(WHAT YOU WILL DO): Pull out every line below containing the word "value".

═════ DATA PROVIDED ═════

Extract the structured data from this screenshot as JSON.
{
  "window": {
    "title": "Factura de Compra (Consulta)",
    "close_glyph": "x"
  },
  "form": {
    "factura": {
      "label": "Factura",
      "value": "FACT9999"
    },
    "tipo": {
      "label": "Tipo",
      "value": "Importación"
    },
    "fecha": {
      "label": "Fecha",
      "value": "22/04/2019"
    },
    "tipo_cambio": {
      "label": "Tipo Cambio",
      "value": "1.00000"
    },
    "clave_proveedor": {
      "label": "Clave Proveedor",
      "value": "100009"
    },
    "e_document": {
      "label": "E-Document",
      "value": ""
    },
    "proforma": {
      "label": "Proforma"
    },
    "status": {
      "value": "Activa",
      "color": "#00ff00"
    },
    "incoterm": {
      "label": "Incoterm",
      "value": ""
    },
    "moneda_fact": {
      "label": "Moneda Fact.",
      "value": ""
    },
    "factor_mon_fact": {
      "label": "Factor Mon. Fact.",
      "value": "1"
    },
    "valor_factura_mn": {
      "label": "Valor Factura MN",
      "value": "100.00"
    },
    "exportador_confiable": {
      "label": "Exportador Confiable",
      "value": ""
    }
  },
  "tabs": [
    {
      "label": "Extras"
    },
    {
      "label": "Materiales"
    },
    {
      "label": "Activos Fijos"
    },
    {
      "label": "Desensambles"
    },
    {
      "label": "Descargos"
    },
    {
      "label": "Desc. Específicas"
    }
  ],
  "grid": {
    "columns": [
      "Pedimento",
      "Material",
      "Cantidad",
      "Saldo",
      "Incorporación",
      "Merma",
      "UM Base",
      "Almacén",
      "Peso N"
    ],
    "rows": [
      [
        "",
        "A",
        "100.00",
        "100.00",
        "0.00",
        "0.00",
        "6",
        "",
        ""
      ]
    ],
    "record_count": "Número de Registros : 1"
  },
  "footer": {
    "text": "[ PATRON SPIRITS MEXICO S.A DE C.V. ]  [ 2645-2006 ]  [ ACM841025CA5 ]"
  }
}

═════

(RESPONSE TO THE EXERCISE):
      "value": "FACT9999"
      "value": "Importación"
      "value": "22/04/2019"
      "value": "1.00000"
      "value": "100009"
      "value": ""
      "value": "Activa",
      "value": ""
      "value": ""
      "value": "1"
      "value": "100.00"
      "value": ""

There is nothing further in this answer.